Growers call the process "putting the apples to sleep."

Perri Ormont Blumberg
October 25, 2017

Fall is the season of apple orchard visits and whipping up endless batches of your famed spiced apple preserves. But did you know the doc’s favorite fruit hides a little-known secret beneath it’s glossy exterior?

Apples are actually only harvested once a year in America (from the months of August to November), and they’re typically whisked off to storage until they are ready to be sold, as Reader's Digest reports. Housed in temperature-controlled storage, apples can stay fresh for months in low humidity conditions. For the consumer, that means by the time your apple finally makes it to the grocery store aisles, it could have been picked up to 10 months ago.

You may think "yikes," but despite the ostensible gross factor, it's actually completely fine. "Apples may lose a bit of their acid in storage, but it’s not something consumers should worry about,"James Mattheis, a researcher with the United States Department of Agriculture, told the Huffington Post. He added that the storage process also doesn't alter the vitamin or mineral content of the rose family fruit by any substantial amount.

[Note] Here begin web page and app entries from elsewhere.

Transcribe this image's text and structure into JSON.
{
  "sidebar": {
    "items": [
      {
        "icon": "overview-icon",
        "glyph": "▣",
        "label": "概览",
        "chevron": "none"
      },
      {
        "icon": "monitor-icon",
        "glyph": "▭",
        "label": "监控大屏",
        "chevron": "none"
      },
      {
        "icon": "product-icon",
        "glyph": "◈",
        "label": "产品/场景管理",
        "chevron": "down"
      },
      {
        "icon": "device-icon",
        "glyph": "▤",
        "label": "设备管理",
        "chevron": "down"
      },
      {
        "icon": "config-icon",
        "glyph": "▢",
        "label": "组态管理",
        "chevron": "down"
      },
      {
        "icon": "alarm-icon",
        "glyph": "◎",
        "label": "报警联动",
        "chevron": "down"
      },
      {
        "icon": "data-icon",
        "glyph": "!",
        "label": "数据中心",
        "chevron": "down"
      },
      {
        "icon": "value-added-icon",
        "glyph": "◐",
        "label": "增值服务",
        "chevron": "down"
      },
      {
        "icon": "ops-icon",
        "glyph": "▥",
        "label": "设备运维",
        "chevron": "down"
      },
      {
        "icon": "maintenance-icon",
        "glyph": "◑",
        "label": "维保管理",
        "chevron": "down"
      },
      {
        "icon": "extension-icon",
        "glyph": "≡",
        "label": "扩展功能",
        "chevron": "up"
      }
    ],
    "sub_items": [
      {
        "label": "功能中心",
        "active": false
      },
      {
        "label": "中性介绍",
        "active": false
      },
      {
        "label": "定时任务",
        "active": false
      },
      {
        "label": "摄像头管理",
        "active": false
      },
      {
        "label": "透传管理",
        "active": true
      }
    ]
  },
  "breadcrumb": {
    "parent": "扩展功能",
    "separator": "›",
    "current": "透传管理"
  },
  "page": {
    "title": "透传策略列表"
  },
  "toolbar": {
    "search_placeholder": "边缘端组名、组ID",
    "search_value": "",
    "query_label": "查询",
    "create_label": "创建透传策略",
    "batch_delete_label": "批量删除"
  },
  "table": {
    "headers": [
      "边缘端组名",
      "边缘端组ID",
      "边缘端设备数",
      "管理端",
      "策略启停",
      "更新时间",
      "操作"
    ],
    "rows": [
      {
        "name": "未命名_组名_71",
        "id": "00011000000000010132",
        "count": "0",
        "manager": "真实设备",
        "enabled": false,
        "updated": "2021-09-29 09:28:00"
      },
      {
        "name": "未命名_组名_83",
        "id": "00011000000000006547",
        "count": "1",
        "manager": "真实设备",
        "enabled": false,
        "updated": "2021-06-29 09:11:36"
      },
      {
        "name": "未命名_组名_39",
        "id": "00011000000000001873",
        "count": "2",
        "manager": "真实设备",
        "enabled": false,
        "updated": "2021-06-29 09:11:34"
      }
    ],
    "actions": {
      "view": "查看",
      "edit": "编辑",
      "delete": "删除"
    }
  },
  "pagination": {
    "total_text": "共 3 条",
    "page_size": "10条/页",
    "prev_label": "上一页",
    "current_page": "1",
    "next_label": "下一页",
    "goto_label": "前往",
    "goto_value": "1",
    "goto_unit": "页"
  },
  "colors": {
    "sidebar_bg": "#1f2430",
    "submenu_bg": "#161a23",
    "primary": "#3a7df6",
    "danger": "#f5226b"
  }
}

Even if our doctors were right after all, we may never look at the apple the same way.